It’s refutable. Obama looked at how the nominating process was laid out and then built an organization and strategy to win on the terms of the system, rather than close his eyes and try to hit the target and then blame the game for his loss as Clinton and her supporters are doing.
Which kind of President would you rather have — one who accepts the world as it is and then maps out a way to win, or one that grouses at how irrational it is.
Yeah it’s irrational that all the oil is in the Middle East. Now what?
Yeah it’s irrational that Bush started a crazy war and that the country’s education and health care systems are inadequate to compete in a global economy. Now what?
Our infrastructure is crumbling, our products aren’t competitive, we’re uneducated, unhealthy, angry and to make matters worse our houses aren’t worth shit. Now what?
I want a President who welcomes the chaos and then figures out how we can be smart about the hand we’ve been dealt. Not one that whines and complains about how irrational the world is.
I can’t wait until the Clinton Democrats accept that their time has passed and the world their way worked in has passed too, and let’s get on with it.
Update: This piece, cross-posted at Huffington.
Mike Arringtoh wrote a post yesterday about architecture issues in Twitter which was mostly pretty good, though his last question is very lawyerly and off the wall, no way one person is responsible for the problems with Twitter, and if there were one person, it would be the CEO not a programmer.
I sent an email to Mike and even tried to call him, but he’s not answering, so I’ll just get him the info here on Scripting.
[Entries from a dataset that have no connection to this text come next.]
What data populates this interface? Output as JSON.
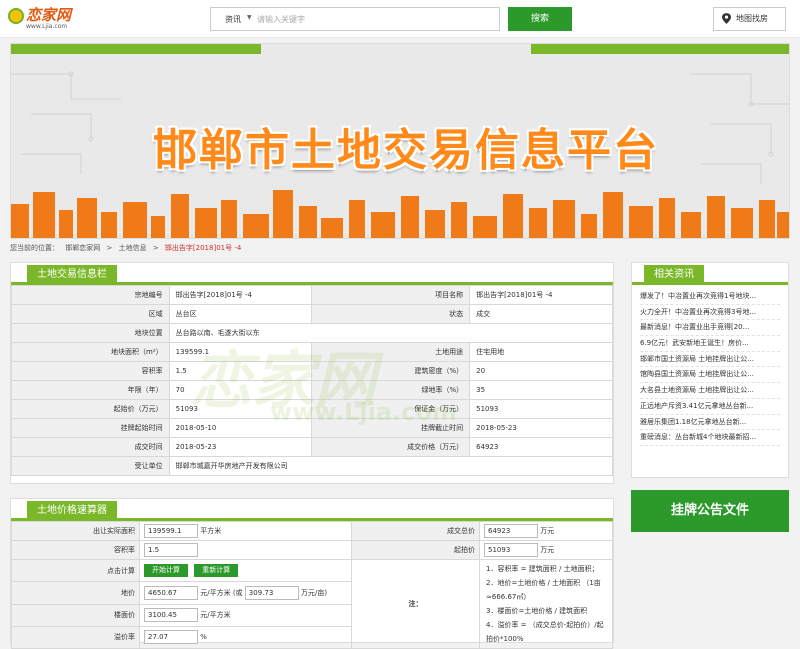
{
  "header": {
    "logo_text": "恋家网",
    "logo_sub": "www.Ljia.com",
    "search_category": "资讯",
    "search_placeholder": "请输入关键字",
    "search_button": "搜索",
    "map_button": "地图找房"
  },
  "banner": {
    "title": "邯郸市土地交易信息平台"
  },
  "breadcrumb": {
    "prefix": "您当前的位置：",
    "items": [
      "邯郸恋家网",
      ">",
      "土地信息",
      ">",
      "邯出告字[2018]01号 -4"
    ]
  },
  "land_info": {
    "title": "土地交易信息栏",
    "rows": [
      {
        "k1": "宗地编号",
        "v1": "邯出告字[2018]01号 -4",
        "k2": "项目名称",
        "v2": "邯出告字[2018]01号 -4"
      },
      {
        "k1": "区域",
        "v1": "丛台区",
        "k2": "状态",
        "v2": "成交"
      },
      {
        "k1": "地块位置",
        "v1": "丛台路以南、毛遂大街以东",
        "k2": "",
        "v2": ""
      },
      {
        "k1": "地块面积（m²）",
        "v1": "139599.1",
        "k2": "土地用途",
        "v2": "住宅用地"
      },
      {
        "k1": "容积率",
        "v1": "1.5",
        "k2": "建筑密度（%）",
        "v2": "20"
      },
      {
        "k1": "年限（年）",
        "v1": "70",
        "k2": "绿地率（%）",
        "v2": "35"
      },
      {
        "k1": "起始价（万元）",
        "v1": "51093",
        "k2": "保证金（万元）",
        "v2": "51093"
      },
      {
        "k1": "挂牌起始时间",
        "v1": "2018-05-10",
        "k2": "挂牌截止时间",
        "v2": "2018-05-23"
      },
      {
        "k1": "成交时间",
        "v1": "2018-05-23",
        "k2": "成交价格（万元）",
        "v2": "64923"
      },
      {
        "k1": "受让单位",
        "v1": "邯郸市城嘉开华房地产开发有限公司",
        "k2": "",
        "v2": ""
      }
    ]
  },
  "watermark": {
    "text": "恋家网",
    "sub": "www.Ljia.com"
  },
  "calculator": {
    "title": "土地价格速算器",
    "area_label": "出让实际面积",
    "area_value": "139599.1",
    "area_unit": "平方米",
    "deal_label": "成交总价",
    "deal_value": "64923",
    "deal_unit": "万元",
    "far_label": "容积率",
    "far_value": "1.5",
    "start_label": "起拍价",
    "start_value": "51093",
    "start_unit": "万元",
    "action_label": "点击计算",
    "calc_button": "开始计算",
    "reset_button": "重新计算",
    "land_price_label": "地价",
    "land_price_value": "4650.67",
    "land_price_unit": "元/平方米 (或",
    "land_price_mu": "309.73",
    "land_price_mu_unit": "万元/亩)",
    "floor_price_label": "楼面价",
    "floor_price_value": "3100.45",
    "floor_price_unit": "元/平方米",
    "premium_label": "溢价率",
    "premium_value": "27.07",
    "premium_unit": "%",
    "note_label": "注：",
    "notes": [
      "1．容积率 = 建筑面积 / 土地面积；",
      "2．地价=土地价格 / 土地面积 （1亩≈666.67㎡）",
      "3．楼面价=土地价格 / 建筑面积",
      "4．溢价率 = （成交总价-起拍价）/起拍价*100%"
    ]
  },
  "sidebar": {
    "title": "相关资讯",
    "items": [
      "爆发了！中冶置业再次竞得1号地块...",
      "火力全开！中冶置业再次竞得3号地...",
      "最新消息！中冶置业出手竞得[20...",
      "6.9亿元！武安新地王诞生！房价...",
      "邯郸市国土资源局 土地挂牌出让公...",
      "馆陶县国土资源局 土地挂牌出让公...",
      "大名县土地资源局 土地挂牌出让公...",
      "正远地产斥资3.41亿元拿地丛台新...",
      "雅居乐集团1.18亿元拿地丛台新...",
      "重磅消息：丛台新城4个地块最新招..."
    ],
    "notice_button": "挂牌公告文件"
  },
  "colors": {
    "brand_green": "#7ab829",
    "button_green": "#2b9a2b",
    "banner_orange": "#ff8a1a",
    "highlight_red": "#d03030"
  }
}
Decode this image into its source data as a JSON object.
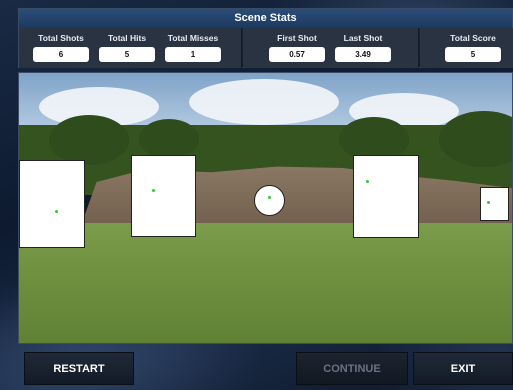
{
  "panel": {
    "title": "Scene Stats"
  },
  "stats": {
    "total_shots": {
      "label": "Total Shots",
      "value": "6"
    },
    "total_hits": {
      "label": "Total Hits",
      "value": "5"
    },
    "total_misses": {
      "label": "Total Misses",
      "value": "1"
    },
    "first_shot": {
      "label": "First Shot",
      "value": "0.57"
    },
    "last_shot": {
      "label": "Last Shot",
      "value": "3.49"
    },
    "total_score": {
      "label": "Total Score",
      "value": "5"
    }
  },
  "buttons": {
    "restart": "RESTART",
    "continue": "CONTINUE",
    "exit": "EXIT"
  },
  "colors": {
    "header_bar": "#2a4d78",
    "hit_marker": "#2fcf2f",
    "disabled_text": "#6a7280"
  }
}
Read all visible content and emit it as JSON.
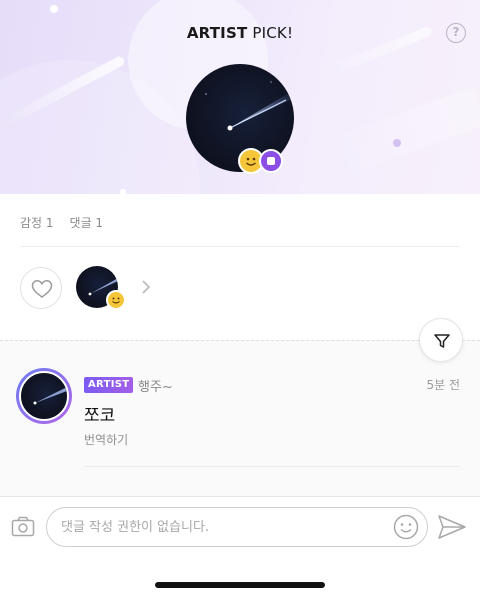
{
  "header": {
    "title_bold": "ARTIST",
    "title_rest": " PICK!",
    "help_icon": "question-circle-icon"
  },
  "counts": {
    "emotion_label": "감정 1",
    "comment_label": "댓글 1"
  },
  "reactions": {
    "like_icon": "heart-outline-icon",
    "more_icon": "chevron-right-icon"
  },
  "comment": {
    "badge": "ARTIST",
    "author": "행주~",
    "time": "5분 전",
    "body": "쪼코",
    "translate": "번역하기"
  },
  "filter": {
    "icon": "filter-icon"
  },
  "composer": {
    "placeholder": "댓글 작성 권한이 없습니다.",
    "camera_icon": "camera-icon",
    "emoji_icon": "smiley-icon",
    "send_icon": "send-icon"
  },
  "colors": {
    "accent_purple": "#8c4fe6",
    "badge_yellow": "#f6c63a",
    "banner_lavender": "#e6ddf9"
  }
}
If you know Mike and he reads your email, please send him a pointer to this piece and say hi for me!
Here’s the message: It’s pretty likely you can buy or license off-the-shelf software that does more or less what Twitter does. (Probably more.) The problem of reliably sending massive numbers of notifications quickly was solved a long time ago in the financial services industry, apparently. Think about it — the stock markets and banks have to do this, and if they drop out like Twitter does, billions of dollars would be lost, maybe the whole economy! There would be a lot of good reasons to throw lots of money at this problem.
It made sense to me — I encountered these kinds of people when I worked in NYC as a programmer after graduating college in the mid-70s. That the software has been commodified since then is not surprising.
I’ve tried to suggest to the Twitter management that they take this route, but haven’t gotten through.
Maybe someone should look into the idea of just adapting technology the enterprise guys are using?
Just a thought.